It was one of several events which took place in Dublin yesterday to mark the link between Davis’ birthplace in Mallow, Co Cork, and his later education and life in Dublin.
The unveiling of the stamp, just a few days before the actual 200th anniversary of Davis’ birth, was described by the bicentenary organisers, Mallow Development Partnership, as one the highlights in their year-long calendar of commemorative events.
Partnership chairman, John McDonnell, said the stamp is another fitting tribute to Davis.
“Davis and his teachings are as relevant today as they were 200 years ago,” he said.
“For example, some of his greatest quotes: ‘Educate that you may be free’ and ‘What matters if at a different shrine we pray, once it is the one God’, are still relevant today.
“He was also a great promoter of the Irish language, and his quote, ‘Tír gan teanga, tír gan ainm’, is still widely used.”
The formal unveiling, attended by representatives of Mallow schools, was performed at Bank of Ireland on College Green by Minister of State at the Department of Foreign Affairs, Sean Sherlock.
The 68c stamp, designed by Irish design agency, Conor & David, features an engraving of Davis taken from the book Memoirs of an Irish Patriot by Charles Gavan Duffy, courtesy of the National Library of Ireland.

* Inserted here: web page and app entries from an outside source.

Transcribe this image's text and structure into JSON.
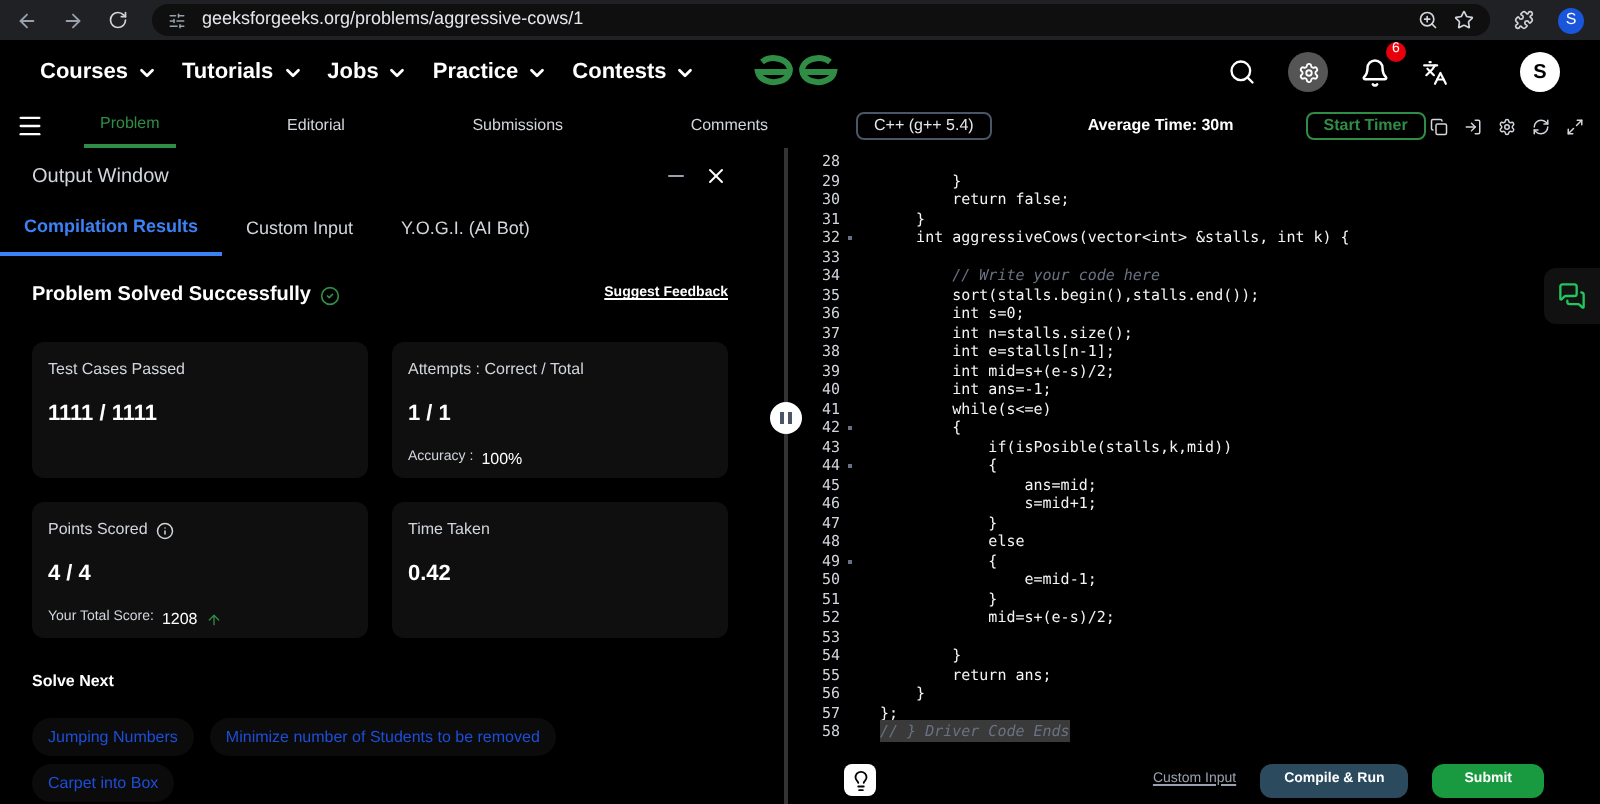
{
  "browser": {
    "url": "geeksforgeeks.org/problems/aggressive-cows/1",
    "profile_initial": "S"
  },
  "nav": {
    "menus": [
      "Courses",
      "Tutorials",
      "Jobs",
      "Practice",
      "Contests"
    ],
    "notification_count": "6",
    "avatar_initial": "S"
  },
  "problem_tabs": [
    {
      "label": "Problem",
      "selected": true
    },
    {
      "label": "Editorial",
      "selected": false
    },
    {
      "label": "Submissions",
      "selected": false
    },
    {
      "label": "Comments",
      "selected": false
    }
  ],
  "language": "C++ (g++ 5.4)",
  "average_time": "Average Time: 30m",
  "timer_button": "Start Timer",
  "output_window": {
    "title": "Output Window",
    "tabs": [
      {
        "label": "Compilation Results",
        "selected": true
      },
      {
        "label": "Custom Input",
        "selected": false
      },
      {
        "label": "Y.O.G.I. (AI Bot)",
        "selected": false
      }
    ],
    "status": "Problem Solved Successfully",
    "feedback_link": "Suggest Feedback",
    "cards": [
      {
        "title": "Test Cases Passed",
        "value": "1111 / 1111"
      },
      {
        "title": "Attempts : Correct / Total",
        "value": "1 / 1",
        "note_label": "Accuracy :",
        "note_value": "100%"
      },
      {
        "title": "Points Scored",
        "value": "4 / 4",
        "info": true,
        "note_label": "Your Total Score:",
        "note_value": "1208",
        "trend_up": true
      },
      {
        "title": "Time Taken",
        "value": "0.42"
      }
    ],
    "solve_next_title": "Solve Next",
    "solve_next": [
      "Jumping Numbers",
      "Minimize number of Students to be removed",
      "Carpet into Box"
    ]
  },
  "editor": {
    "lines": [
      {
        "number": "28"
      },
      {
        "number": "29",
        "text": "        }"
      },
      {
        "number": "30",
        "text": "        return false;"
      },
      {
        "number": "31",
        "text": "    }"
      },
      {
        "number": "32",
        "text": "    int aggressiveCows(vector<int> &stalls, int k) {",
        "foldable": true
      },
      {
        "number": "33"
      },
      {
        "number": "34",
        "text": "        // Write your code here",
        "kind": "comment"
      },
      {
        "number": "35",
        "text": "        sort(stalls.begin(),stalls.end());"
      },
      {
        "number": "36",
        "text": "        int s=0;"
      },
      {
        "number": "37",
        "text": "        int n=stalls.size();"
      },
      {
        "number": "38",
        "text": "        int e=stalls[n-1];"
      },
      {
        "number": "39",
        "text": "        int mid=s+(e-s)/2;"
      },
      {
        "number": "40",
        "text": "        int ans=-1;"
      },
      {
        "number": "41",
        "text": "        while(s<=e)"
      },
      {
        "number": "42",
        "text": "        {",
        "foldable": true
      },
      {
        "number": "43",
        "text": "            if(isPosible(stalls,k,mid))"
      },
      {
        "number": "44",
        "text": "            {",
        "foldable": true
      },
      {
        "number": "45",
        "text": "                ans=mid;"
      },
      {
        "number": "46",
        "text": "                s=mid+1;"
      },
      {
        "number": "47",
        "text": "            }"
      },
      {
        "number": "48",
        "text": "            else"
      },
      {
        "number": "49",
        "text": "            {",
        "foldable": true
      },
      {
        "number": "50",
        "text": "                e=mid-1;"
      },
      {
        "number": "51",
        "text": "            }"
      },
      {
        "number": "52",
        "text": "            mid=s+(e-s)/2;"
      },
      {
        "number": "53"
      },
      {
        "number": "54",
        "text": "        }"
      },
      {
        "number": "55",
        "text": "        return ans;"
      },
      {
        "number": "56",
        "text": "    }"
      },
      {
        "number": "57",
        "text": "};"
      },
      {
        "number": "58",
        "text": "// } Driver Code Ends",
        "kind": "comment",
        "highlighted": true
      }
    ],
    "custom_input_link": "Custom Input",
    "run_button": "Compile & Run",
    "submit_button": "Submit"
  }
}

An Post’s director of communications and public affairs, Barney Whelan, said: “We hope this stamp will serve as a reminder to those who already know of Davis but also re-introduce him to a new generation.”
Earlier, wreaths were laid at the Davis statute on Dame St on behalf of the Government by Mr Sherlock, and on behalf of Mallow Development Partnership by Aideen Carroll, the granddaughter of Sean Moylan, the War of Independence leader and former government minister who played a key role in the Davis centenary celebrations of 1945.
The bicentenary celebrations continue next month when President Michael D Higgins will unveil a new statue of Davis in Mallow.
Davis was born in Mallow on October 14, 1814, shortly after the death of his father. In 1842 Davis, along with Charles Gavan Duffy and John Blake Dillon, co-founded The Nation newspaper where his writings provided a new focus for ideas of Irish nationhood.
He was the chief organiser for the Young Ireland movement and wrote stirring ballads such as ‘A Nation Once Again’.